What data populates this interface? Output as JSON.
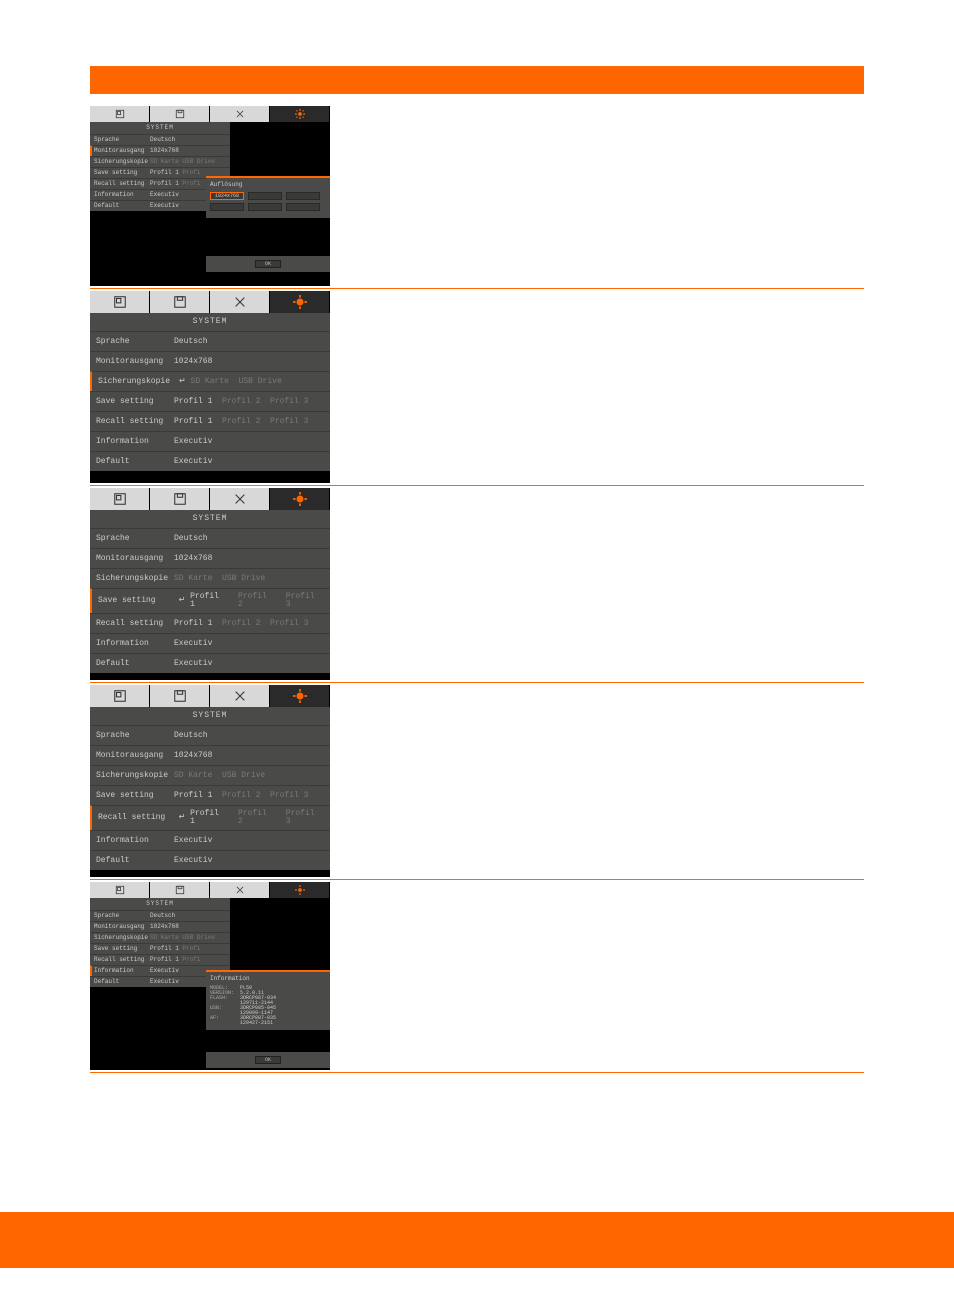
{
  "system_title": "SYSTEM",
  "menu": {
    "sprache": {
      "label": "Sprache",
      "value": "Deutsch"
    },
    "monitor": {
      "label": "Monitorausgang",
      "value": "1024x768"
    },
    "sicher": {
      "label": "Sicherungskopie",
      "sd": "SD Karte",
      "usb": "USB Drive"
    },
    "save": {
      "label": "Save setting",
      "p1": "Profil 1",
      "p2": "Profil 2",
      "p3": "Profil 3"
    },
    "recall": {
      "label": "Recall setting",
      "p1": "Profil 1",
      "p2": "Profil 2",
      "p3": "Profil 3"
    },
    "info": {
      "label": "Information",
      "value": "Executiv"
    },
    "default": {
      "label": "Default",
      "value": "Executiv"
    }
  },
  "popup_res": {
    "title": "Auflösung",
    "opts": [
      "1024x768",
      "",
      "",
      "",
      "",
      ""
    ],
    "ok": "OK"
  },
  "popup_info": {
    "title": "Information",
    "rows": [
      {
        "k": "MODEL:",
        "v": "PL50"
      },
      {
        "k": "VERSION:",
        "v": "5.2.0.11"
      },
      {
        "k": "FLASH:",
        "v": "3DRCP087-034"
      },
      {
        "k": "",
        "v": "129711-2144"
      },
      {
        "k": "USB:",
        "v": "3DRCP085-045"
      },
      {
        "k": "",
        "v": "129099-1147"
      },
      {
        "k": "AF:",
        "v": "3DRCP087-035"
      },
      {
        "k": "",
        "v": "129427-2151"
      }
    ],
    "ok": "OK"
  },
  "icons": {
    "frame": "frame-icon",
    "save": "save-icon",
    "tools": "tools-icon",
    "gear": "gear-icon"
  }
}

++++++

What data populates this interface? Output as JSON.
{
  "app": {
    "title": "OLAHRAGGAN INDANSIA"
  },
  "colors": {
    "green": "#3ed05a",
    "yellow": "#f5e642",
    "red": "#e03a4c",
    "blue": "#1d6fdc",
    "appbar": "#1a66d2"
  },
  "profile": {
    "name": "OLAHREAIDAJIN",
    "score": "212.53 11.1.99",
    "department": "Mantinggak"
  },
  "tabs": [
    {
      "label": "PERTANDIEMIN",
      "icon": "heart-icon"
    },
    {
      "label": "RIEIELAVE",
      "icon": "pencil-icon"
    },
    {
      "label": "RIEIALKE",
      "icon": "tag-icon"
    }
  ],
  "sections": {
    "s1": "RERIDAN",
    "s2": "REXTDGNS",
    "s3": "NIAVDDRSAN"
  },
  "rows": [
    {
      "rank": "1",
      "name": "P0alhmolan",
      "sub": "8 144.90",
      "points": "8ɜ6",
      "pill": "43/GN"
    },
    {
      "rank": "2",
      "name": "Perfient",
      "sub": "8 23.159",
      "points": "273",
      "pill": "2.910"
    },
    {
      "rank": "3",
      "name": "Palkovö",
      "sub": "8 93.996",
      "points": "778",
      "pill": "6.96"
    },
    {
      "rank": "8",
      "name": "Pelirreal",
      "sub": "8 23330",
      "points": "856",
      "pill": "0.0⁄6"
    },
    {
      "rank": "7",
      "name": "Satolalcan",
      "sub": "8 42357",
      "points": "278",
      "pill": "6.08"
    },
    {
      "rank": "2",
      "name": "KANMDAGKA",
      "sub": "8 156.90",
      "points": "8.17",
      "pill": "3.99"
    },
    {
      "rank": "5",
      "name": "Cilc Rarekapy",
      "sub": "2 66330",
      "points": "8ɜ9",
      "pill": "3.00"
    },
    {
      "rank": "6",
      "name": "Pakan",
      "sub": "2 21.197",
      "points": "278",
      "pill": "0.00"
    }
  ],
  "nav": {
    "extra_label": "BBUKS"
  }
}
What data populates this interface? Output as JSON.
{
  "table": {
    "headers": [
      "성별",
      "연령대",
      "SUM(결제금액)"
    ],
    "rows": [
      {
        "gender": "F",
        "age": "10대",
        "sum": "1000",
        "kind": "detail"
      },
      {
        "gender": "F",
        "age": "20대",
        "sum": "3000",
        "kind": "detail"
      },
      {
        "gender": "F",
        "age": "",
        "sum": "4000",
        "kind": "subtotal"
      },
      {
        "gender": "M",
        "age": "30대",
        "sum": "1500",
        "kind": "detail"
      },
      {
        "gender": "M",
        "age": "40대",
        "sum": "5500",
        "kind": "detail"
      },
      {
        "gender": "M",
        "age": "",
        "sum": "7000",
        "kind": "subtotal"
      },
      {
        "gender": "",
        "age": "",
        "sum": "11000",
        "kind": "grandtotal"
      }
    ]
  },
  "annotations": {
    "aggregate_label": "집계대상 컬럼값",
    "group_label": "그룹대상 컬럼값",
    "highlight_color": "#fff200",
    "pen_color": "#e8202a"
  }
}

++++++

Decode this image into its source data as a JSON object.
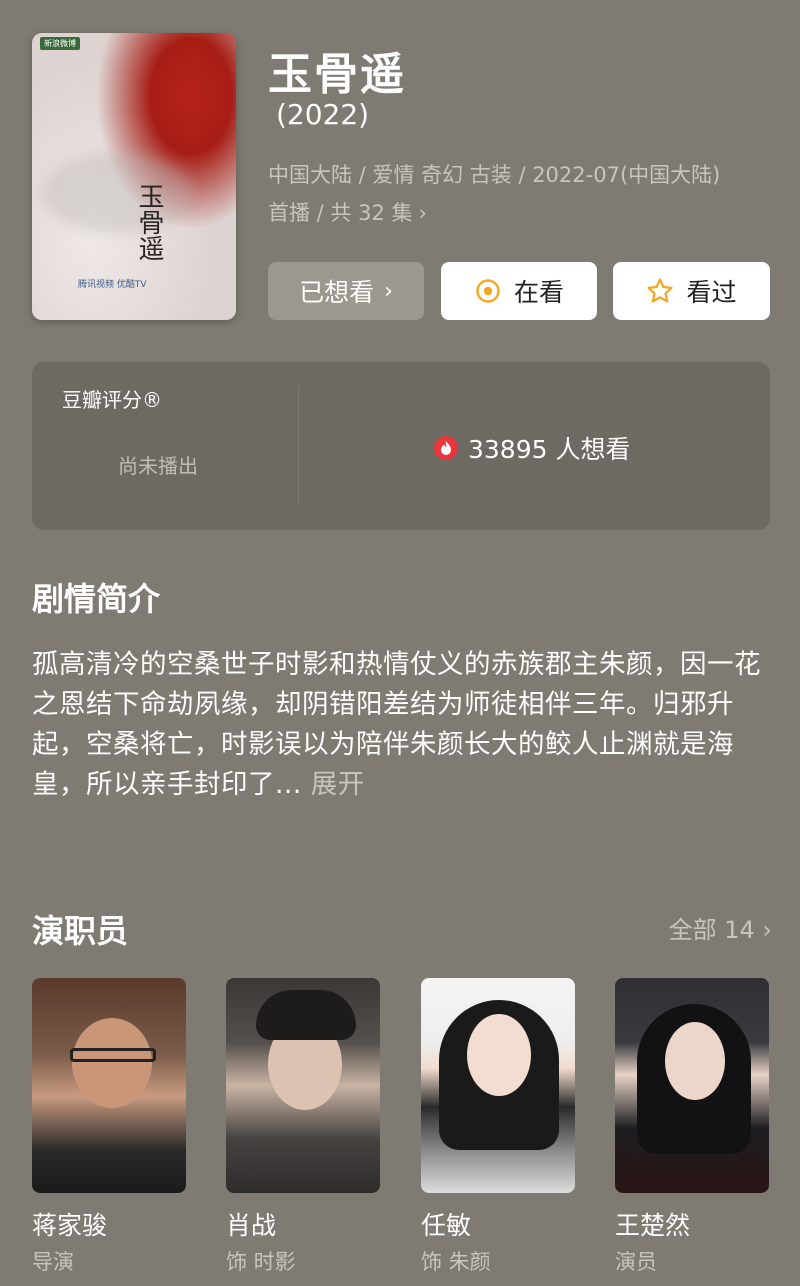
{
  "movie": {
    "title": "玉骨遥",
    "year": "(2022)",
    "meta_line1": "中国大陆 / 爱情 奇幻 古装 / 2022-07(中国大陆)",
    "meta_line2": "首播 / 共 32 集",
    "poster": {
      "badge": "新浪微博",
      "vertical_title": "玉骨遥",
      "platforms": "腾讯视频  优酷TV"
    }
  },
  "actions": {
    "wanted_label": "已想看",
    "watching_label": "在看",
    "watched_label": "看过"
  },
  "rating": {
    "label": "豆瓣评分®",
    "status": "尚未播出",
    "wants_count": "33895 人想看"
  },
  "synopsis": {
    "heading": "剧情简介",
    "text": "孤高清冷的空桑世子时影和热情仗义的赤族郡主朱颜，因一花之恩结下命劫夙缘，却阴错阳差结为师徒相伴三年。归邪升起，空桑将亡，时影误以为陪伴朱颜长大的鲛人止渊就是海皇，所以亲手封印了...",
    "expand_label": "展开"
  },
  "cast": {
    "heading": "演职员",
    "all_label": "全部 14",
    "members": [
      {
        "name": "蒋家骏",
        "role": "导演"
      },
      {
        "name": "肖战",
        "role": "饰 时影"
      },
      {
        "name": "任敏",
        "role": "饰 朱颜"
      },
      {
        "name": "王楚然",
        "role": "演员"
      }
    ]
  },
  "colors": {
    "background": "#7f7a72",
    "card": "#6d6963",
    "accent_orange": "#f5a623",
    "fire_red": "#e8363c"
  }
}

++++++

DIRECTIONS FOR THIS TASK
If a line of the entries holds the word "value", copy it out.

WORKED SOLUTION
      "value": "Deutsch"
      "value": "1024x768"
      "value": "Executiv"
      "value": "Executiv"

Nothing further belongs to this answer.